Photo by Joshua Prieto on

International conventions set up to combat the illegal wildlife trade have long been severely underfunded. The annual budget of the ASEAN Wildlife Enforcement Network (WEN) for example is only $30,000. Even large organisations such as CITES, only have an annual budget of $6 million.

Improving detection, surveillance and preventative measures

A lot of blame for disease emergence has been placed on environmental degradation. However, another significant driver is the breakdown of public health measures, accounting for 39.5% of outbreaks. This includes poor sanitation and hygiene, poor immunisation and lack of disease control (Bogich et al. 2012).

The Covid pandemic is evidence of this problem, with the disease allowed to spread across the globe because of a lack of coordination across countries. There were numerous failings regarding provision of medical care, availability of PPE, diagnostic capacity and vaccines being inequitably distributed (Gruber 2021).

Another serious issue is the substantial underreporting of exposure to zoonotic diseases. There is evidence that bat-origin coronaviruses often spill over into humans, however small clusters of cases may avoid detection. This is a notable problem in regions with poor healthcare or rural areas where people don’t seek treatment in a timely fashion (Dobson et al. 2020).

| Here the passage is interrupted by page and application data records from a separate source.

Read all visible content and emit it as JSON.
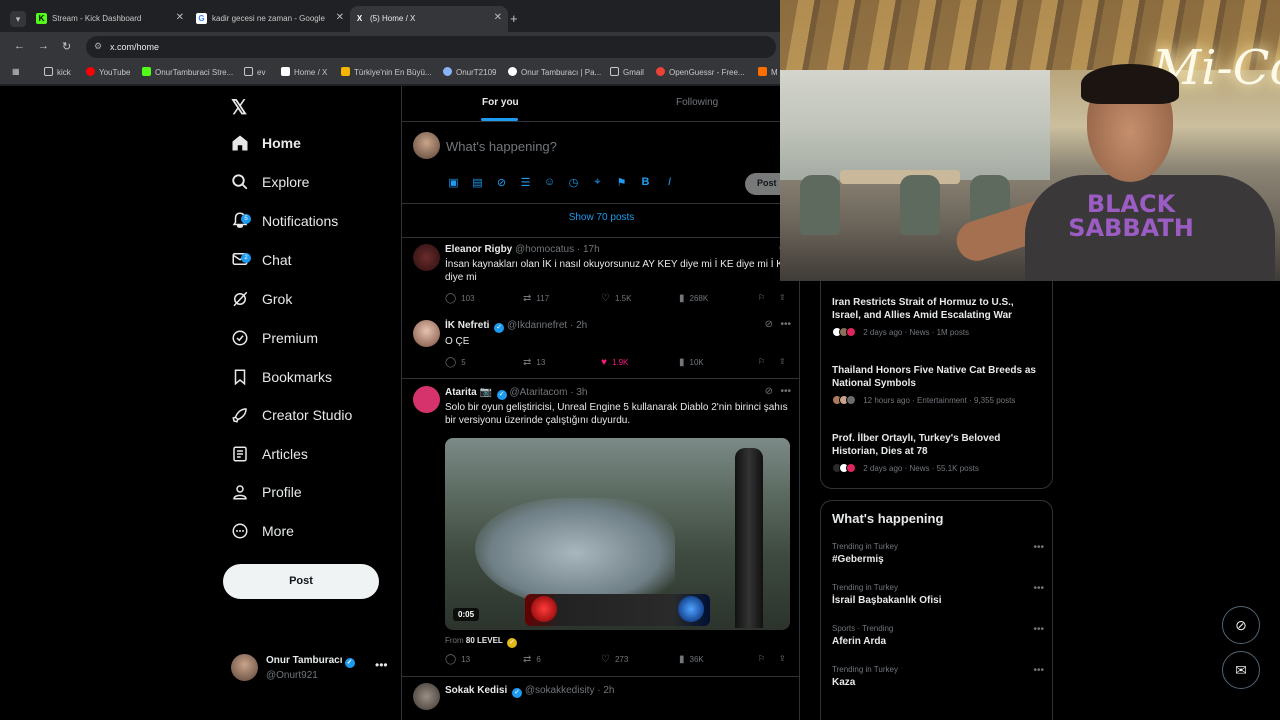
{
  "browser": {
    "tabs": [
      {
        "title": "Stream - Kick Dashboard",
        "favicon": "K",
        "color": "#53fc18"
      },
      {
        "title": "kadir gecesi ne zaman - Google",
        "favicon": "G",
        "color": "#ffffff"
      },
      {
        "title": "(5) Home / X",
        "favicon": "X",
        "color": "#000000"
      }
    ],
    "url": "x.com/home",
    "bookmarks": [
      {
        "label": "kick",
        "icon": "folder-icon",
        "color": "#c7c7c7"
      },
      {
        "label": "YouTube",
        "icon": "youtube-icon",
        "color": "#ff0000"
      },
      {
        "label": "OnurTamburaci Stre...",
        "icon": "kick-icon",
        "color": "#53fc18"
      },
      {
        "label": "ev",
        "icon": "folder-icon",
        "color": "#c7c7c7"
      },
      {
        "label": "Home / X",
        "icon": "x-icon",
        "color": "#ffffff"
      },
      {
        "label": "Türkiye'nin En Büyü...",
        "icon": "crown-icon",
        "color": "#f4b400"
      },
      {
        "label": "OnurT2109",
        "icon": "globe-icon",
        "color": "#8ab4f8"
      },
      {
        "label": "Onur Tamburacı | Pa...",
        "icon": "patreon-icon",
        "color": "#ffffff"
      },
      {
        "label": "Gmail",
        "icon": "folder-icon",
        "color": "#c7c7c7"
      },
      {
        "label": "OpenGuessr - Free...",
        "icon": "pin-icon",
        "color": "#ea4335"
      },
      {
        "label": "M",
        "icon": "app-icon",
        "color": "#ff6f00"
      }
    ]
  },
  "nav": {
    "items": [
      {
        "label": "Home",
        "icon": "home-icon",
        "badge": ""
      },
      {
        "label": "Explore",
        "icon": "search-icon",
        "badge": ""
      },
      {
        "label": "Notifications",
        "icon": "bell-icon",
        "badge": "5"
      },
      {
        "label": "Chat",
        "icon": "mail-icon",
        "badge": "2"
      },
      {
        "label": "Grok",
        "icon": "grok-icon",
        "badge": ""
      },
      {
        "label": "Premium",
        "icon": "premium-icon",
        "badge": ""
      },
      {
        "label": "Bookmarks",
        "icon": "bookmark-icon",
        "badge": ""
      },
      {
        "label": "Creator Studio",
        "icon": "rocket-icon",
        "badge": ""
      },
      {
        "label": "Articles",
        "icon": "article-icon",
        "badge": ""
      },
      {
        "label": "Profile",
        "icon": "person-icon",
        "badge": ""
      },
      {
        "label": "More",
        "icon": "more-circle-icon",
        "badge": ""
      }
    ],
    "post_label": "Post",
    "account": {
      "name": "Onur Tamburacı",
      "handle": "@Onurt921"
    }
  },
  "timeline": {
    "tab_for_you": "For you",
    "tab_following": "Following",
    "compose_placeholder": "What's happening?",
    "compose_post": "Post",
    "show_posts": "Show 70 posts",
    "tweets": [
      {
        "name": "Eleanor Rigby",
        "handle": "@homocatus",
        "time": "17h",
        "text": "İnsan kaynakları olan İK i nasıl okuyorsunuz AY KEY diye mi İ KE diye mi İ K diye mi",
        "replies": "103",
        "reposts": "117",
        "likes": "1.5K",
        "views": "268K"
      },
      {
        "name": "İK Nefreti",
        "handle": "@Ikdannefret",
        "time": "2h",
        "text": "O ÇE",
        "replies": "5",
        "reposts": "13",
        "likes": "1.9K",
        "views": "10K"
      },
      {
        "name": "Atarita 📷",
        "handle": "@Ataritacom",
        "time": "3h",
        "text": "Solo bir oyun geliştiricisi, Unreal Engine 5 kullanarak Diablo 2'nin birinci şahıs bir versiyonu üzerinde çalıştığını duyurdu.",
        "duration": "0:05",
        "from_prefix": "From",
        "from": "80 LEVEL",
        "replies": "13",
        "reposts": "6",
        "likes": "273",
        "views": "36K"
      },
      {
        "name": "Sokak Kedisi",
        "handle": "@sokakkedisity",
        "time": "2h"
      }
    ]
  },
  "news": [
    {
      "title": "Iran Restricts Strait of Hormuz to U.S., Israel, and Allies Amid Escalating War",
      "meta": "2 days ago · News · 1M posts"
    },
    {
      "title": "Thailand Honors Five Native Cat Breeds as National Symbols",
      "meta": "12 hours ago · Entertainment · 9,355 posts"
    },
    {
      "title": "Prof. İlber Ortaylı, Turkey's Beloved Historian, Dies at 78",
      "meta": "2 days ago · News · 55.1K posts"
    }
  ],
  "trends": {
    "title": "What's happening",
    "items": [
      {
        "context": "Trending in Turkey",
        "name": "#Gebermiş"
      },
      {
        "context": "Trending in Turkey",
        "name": "İsrail Başbakanlık Ofisi"
      },
      {
        "context": "Sports · Trending",
        "name": "Aferin Arda"
      },
      {
        "context": "Trending in Turkey",
        "name": "Kaza"
      }
    ]
  },
  "webcam": {
    "neon_sign": "Mi-Co",
    "shirt_text": "BLACK SABBATH"
  },
  "colors": {
    "accent": "#1d9bf0",
    "like": "#f91880",
    "muted": "#71767b",
    "border": "#2f3336"
  }
}
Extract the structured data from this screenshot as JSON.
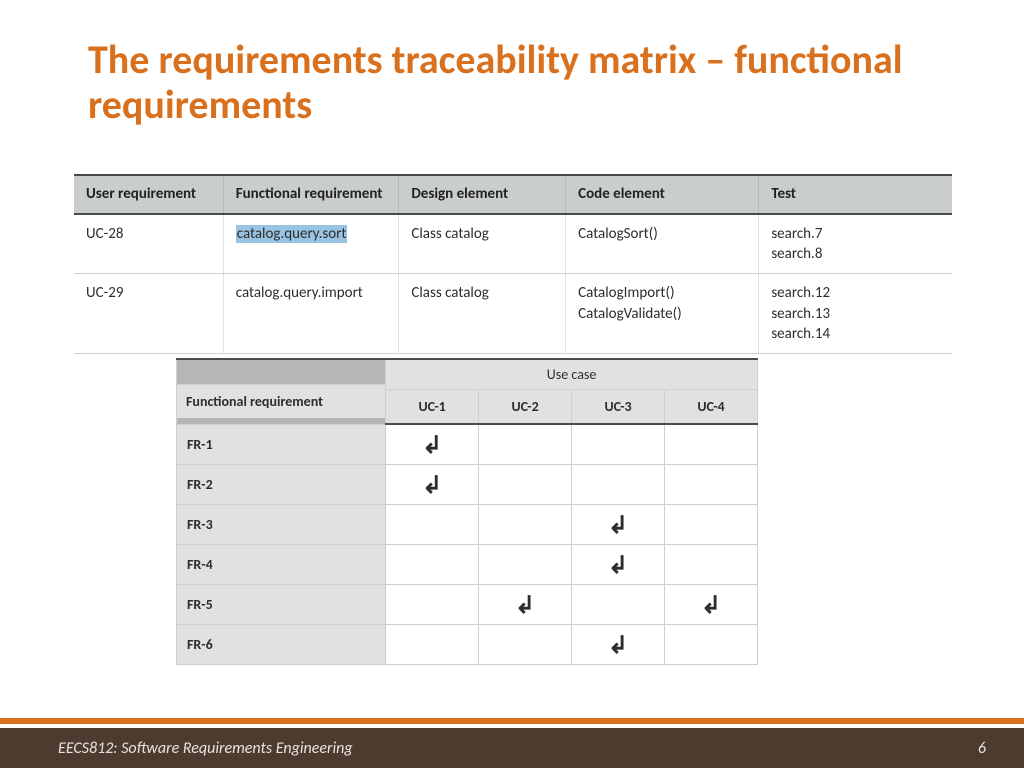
{
  "title": "The requirements traceability matrix – functional requirements",
  "table1": {
    "headers": [
      "User requirement",
      "Functional requirement",
      "Design element",
      "Code element",
      "Test"
    ],
    "rows": [
      {
        "ur": "UC-28",
        "fr": "catalog.query.sort",
        "fr_highlight": true,
        "de": "Class catalog",
        "ce": "CatalogSort()",
        "test": "search.7\nsearch.8"
      },
      {
        "ur": "UC-29",
        "fr": "catalog.query.import",
        "fr_highlight": false,
        "de": "Class catalog",
        "ce": "CatalogImport()\nCatalogValidate()",
        "test": "search.12\nsearch.13\nsearch.14"
      }
    ]
  },
  "table2": {
    "group_label": "Use case",
    "fr_header": "Functional requirement",
    "uc_headers": [
      "UC-1",
      "UC-2",
      "UC-3",
      "UC-4"
    ],
    "rows": [
      {
        "fr": "FR-1",
        "marks": [
          true,
          false,
          false,
          false
        ]
      },
      {
        "fr": "FR-2",
        "marks": [
          true,
          false,
          false,
          false
        ]
      },
      {
        "fr": "FR-3",
        "marks": [
          false,
          false,
          true,
          false
        ]
      },
      {
        "fr": "FR-4",
        "marks": [
          false,
          false,
          true,
          false
        ]
      },
      {
        "fr": "FR-5",
        "marks": [
          false,
          true,
          false,
          true
        ]
      },
      {
        "fr": "FR-6",
        "marks": [
          false,
          false,
          true,
          false
        ]
      }
    ]
  },
  "footer": {
    "course": "EECS812: Software Requirements Engineering",
    "page": "6"
  },
  "check_glyph": "↲"
}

A basic answer to the problem of poor disease management is to increase budgets and aid. With that, you can implement disease surveillance on a community level to educate and monitor at-risk populations. On a government level, wildlife trade laws could be standardised to improve biosecurity across borders (Daszak et al. 2020).


Prevention is the answer to the growing concern regarding disease outbreaks. A global and inclusive response is needed to reduce deforestation, the wildlife trade and improve conditions in high-risk areas. The scale of the covid pandemic has proven that individual actions are often ineffective, resulting in vaccine nationalism and the hoarding of protective equipment.

While the cost of preventative measures may seem expensive on their own. Within the context of pandemics, they are inexpensive and effective.


Bogich, T. L., Chunara, R., Scales, D., Chan, E., Pinheiro, L. C., Chmura, A. A., … & Brownstein, J. S. (2012). Preventing pandemics via international development: a systems approach. PLoS medicine9(12), e1001354.

Daszak, P., Olival, K. J., & Li, H. (2020). A strategy to prevent future epidemics similar to the 2019-nCoV outbreak.

Dobson, A. P., Pimm, S. L., Hannah, L., Kaufman, L., Ahumada, J. A., Ando, A. W., … & Vale, M. M. (2020). Ecology and economics for pandemic prevention. Science369(6502), 379-381.

Fox, M. W. (2020). Preventing Pandemics Like COVID-19 and Other Animal-to-Human Diseases. Neuroepidemiology54(4), 283-286.

Gruber, K. (2021). Preventing zoonotic pandemics: are we there yet?. The Lancet Microbe2(8), e352.

Leave a Reply

Fill in your details below or click an icon to log in: Logo

You are commenting using your account. Log Out /  Change )

Twitter picture

You are commenting using your Twitter account. Log Out /  Change )

Facebook photo

You are commenting using your Facebook account. Log Out /  Change )

Connecting to %s

%d bloggers like this: